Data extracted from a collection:

================

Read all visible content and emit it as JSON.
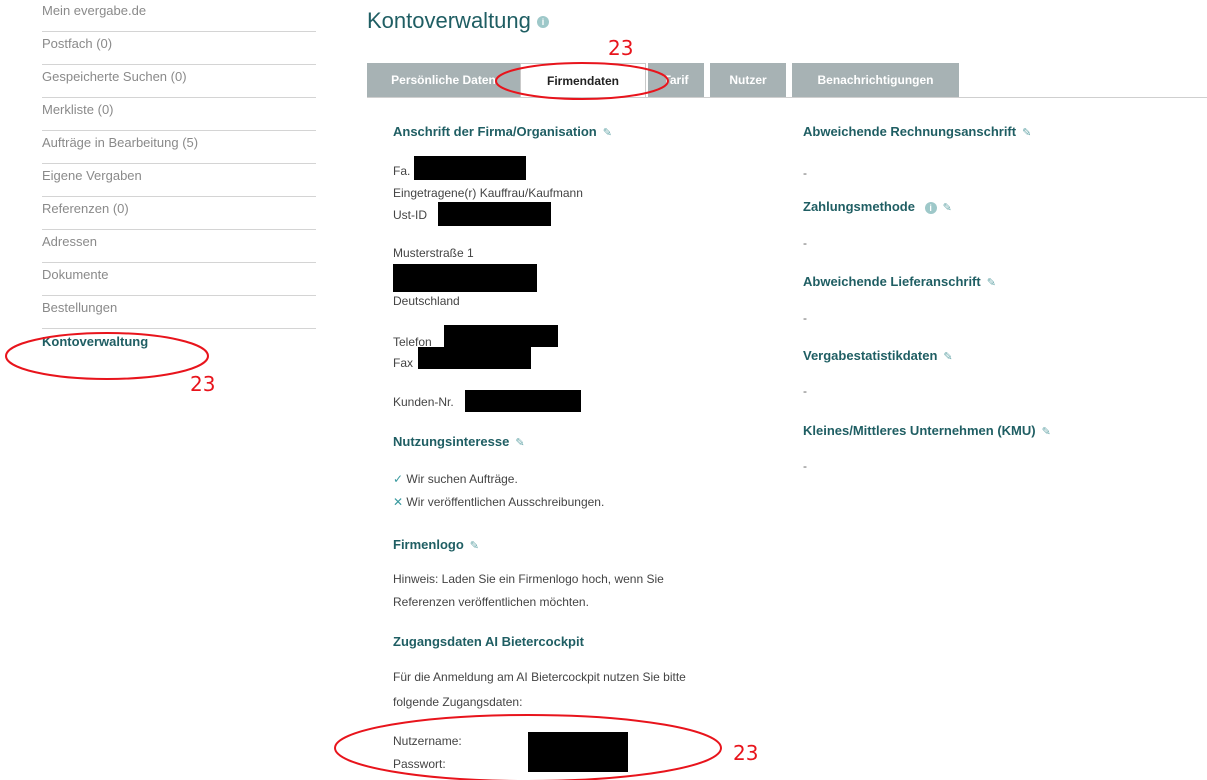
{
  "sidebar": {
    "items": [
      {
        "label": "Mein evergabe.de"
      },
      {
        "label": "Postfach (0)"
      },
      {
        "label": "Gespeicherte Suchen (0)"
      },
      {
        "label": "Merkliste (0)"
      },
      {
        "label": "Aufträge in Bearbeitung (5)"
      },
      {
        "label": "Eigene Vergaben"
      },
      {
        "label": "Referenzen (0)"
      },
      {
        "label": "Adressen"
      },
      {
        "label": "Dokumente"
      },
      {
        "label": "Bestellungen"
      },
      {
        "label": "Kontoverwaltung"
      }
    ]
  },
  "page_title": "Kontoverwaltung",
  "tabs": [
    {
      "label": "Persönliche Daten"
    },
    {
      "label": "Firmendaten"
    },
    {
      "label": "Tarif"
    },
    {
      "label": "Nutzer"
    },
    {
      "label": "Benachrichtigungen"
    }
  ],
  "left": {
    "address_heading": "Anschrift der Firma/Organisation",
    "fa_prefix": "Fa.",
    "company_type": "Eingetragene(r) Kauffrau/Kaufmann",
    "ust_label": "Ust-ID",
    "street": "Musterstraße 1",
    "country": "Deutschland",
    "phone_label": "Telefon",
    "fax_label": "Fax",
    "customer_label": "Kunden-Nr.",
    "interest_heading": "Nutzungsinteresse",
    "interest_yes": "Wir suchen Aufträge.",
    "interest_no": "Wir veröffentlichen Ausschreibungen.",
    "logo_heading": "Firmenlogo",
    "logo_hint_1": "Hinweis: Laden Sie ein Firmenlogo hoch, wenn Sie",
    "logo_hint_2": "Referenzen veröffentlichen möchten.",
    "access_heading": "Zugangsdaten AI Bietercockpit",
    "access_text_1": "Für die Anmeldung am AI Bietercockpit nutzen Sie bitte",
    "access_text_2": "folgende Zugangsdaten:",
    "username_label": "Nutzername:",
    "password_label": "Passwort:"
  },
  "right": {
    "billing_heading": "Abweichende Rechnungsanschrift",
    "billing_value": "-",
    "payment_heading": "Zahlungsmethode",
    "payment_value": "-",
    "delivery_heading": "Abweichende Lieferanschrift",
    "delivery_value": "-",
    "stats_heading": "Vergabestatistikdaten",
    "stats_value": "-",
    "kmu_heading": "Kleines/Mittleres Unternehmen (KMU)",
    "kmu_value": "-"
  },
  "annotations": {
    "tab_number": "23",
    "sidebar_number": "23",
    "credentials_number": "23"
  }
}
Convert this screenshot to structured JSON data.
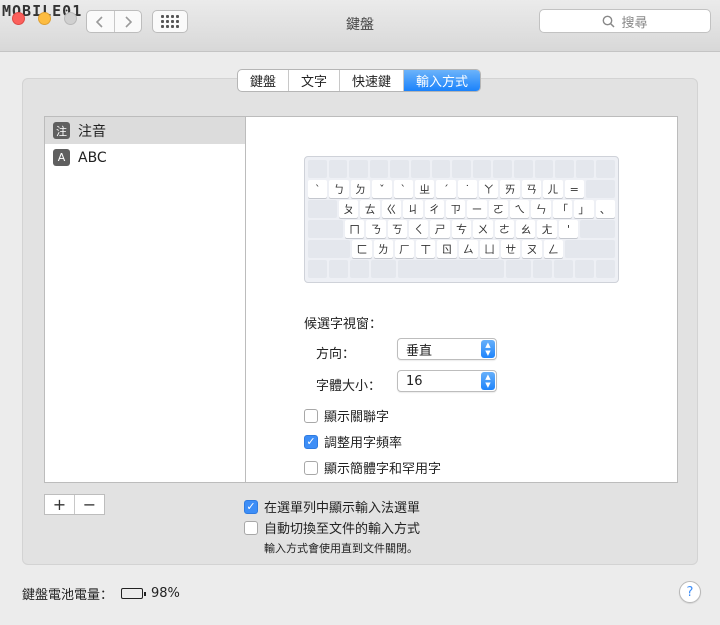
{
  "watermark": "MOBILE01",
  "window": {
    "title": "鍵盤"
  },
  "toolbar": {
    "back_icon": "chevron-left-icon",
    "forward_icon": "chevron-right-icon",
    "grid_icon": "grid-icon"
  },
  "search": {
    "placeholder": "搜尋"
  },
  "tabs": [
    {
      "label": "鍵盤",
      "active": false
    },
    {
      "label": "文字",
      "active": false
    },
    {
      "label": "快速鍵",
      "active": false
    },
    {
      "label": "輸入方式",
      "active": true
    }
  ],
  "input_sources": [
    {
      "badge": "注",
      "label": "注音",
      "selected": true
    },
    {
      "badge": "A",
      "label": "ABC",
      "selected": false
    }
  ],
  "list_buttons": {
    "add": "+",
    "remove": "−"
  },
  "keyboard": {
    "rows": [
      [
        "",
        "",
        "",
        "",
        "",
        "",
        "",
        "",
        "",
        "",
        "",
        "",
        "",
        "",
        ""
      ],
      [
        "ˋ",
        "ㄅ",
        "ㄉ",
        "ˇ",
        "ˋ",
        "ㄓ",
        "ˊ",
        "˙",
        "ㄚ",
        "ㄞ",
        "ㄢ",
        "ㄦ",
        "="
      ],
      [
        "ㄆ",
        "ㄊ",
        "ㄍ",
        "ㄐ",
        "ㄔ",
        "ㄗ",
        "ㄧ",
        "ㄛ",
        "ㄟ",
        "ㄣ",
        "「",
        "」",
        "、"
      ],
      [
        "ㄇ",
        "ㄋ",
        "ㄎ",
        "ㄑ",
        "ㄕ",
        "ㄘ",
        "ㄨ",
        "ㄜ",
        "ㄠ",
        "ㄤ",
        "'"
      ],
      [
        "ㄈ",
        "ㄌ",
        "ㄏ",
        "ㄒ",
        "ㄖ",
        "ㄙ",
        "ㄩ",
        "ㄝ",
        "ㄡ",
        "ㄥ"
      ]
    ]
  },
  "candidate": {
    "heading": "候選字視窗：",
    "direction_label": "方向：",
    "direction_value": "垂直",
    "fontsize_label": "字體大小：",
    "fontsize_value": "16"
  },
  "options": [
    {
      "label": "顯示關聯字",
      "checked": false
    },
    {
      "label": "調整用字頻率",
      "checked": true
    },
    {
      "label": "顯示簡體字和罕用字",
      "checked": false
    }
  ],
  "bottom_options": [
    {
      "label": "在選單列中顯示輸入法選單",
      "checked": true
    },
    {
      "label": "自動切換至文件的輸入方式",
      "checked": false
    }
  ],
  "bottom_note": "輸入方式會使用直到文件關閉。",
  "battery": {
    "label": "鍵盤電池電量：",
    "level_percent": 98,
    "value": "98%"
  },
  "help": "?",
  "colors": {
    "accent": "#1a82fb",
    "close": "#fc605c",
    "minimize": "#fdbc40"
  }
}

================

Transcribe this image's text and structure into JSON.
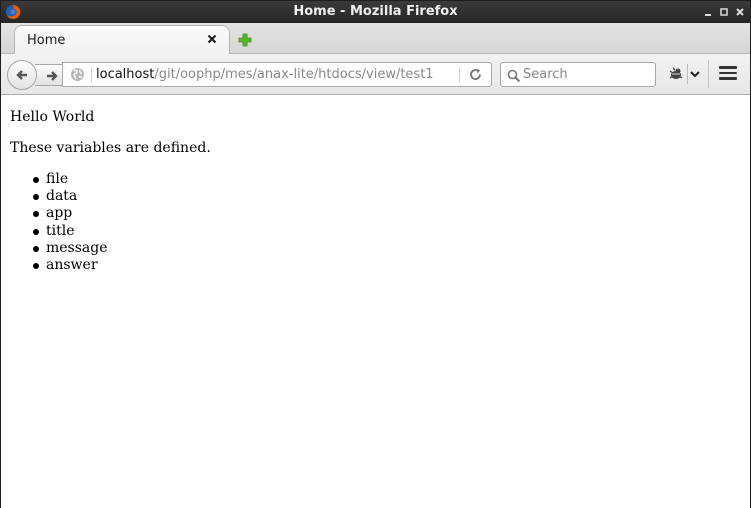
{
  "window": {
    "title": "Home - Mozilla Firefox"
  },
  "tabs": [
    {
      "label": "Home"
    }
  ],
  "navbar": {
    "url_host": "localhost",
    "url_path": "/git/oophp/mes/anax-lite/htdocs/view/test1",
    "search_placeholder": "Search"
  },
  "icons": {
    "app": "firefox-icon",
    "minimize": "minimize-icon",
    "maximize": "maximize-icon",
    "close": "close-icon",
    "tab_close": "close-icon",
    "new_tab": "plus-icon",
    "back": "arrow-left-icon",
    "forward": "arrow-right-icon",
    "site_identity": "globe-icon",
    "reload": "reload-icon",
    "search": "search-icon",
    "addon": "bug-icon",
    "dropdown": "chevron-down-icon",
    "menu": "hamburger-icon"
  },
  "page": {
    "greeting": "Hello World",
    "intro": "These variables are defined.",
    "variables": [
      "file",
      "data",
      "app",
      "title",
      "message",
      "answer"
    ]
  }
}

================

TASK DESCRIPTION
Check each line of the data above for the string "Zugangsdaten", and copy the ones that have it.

YOUR RESPONSE
    "access_heading": "Zugangsdaten AI Bietercockpit",
    "access_text_2": "folgende Zugangsdaten:",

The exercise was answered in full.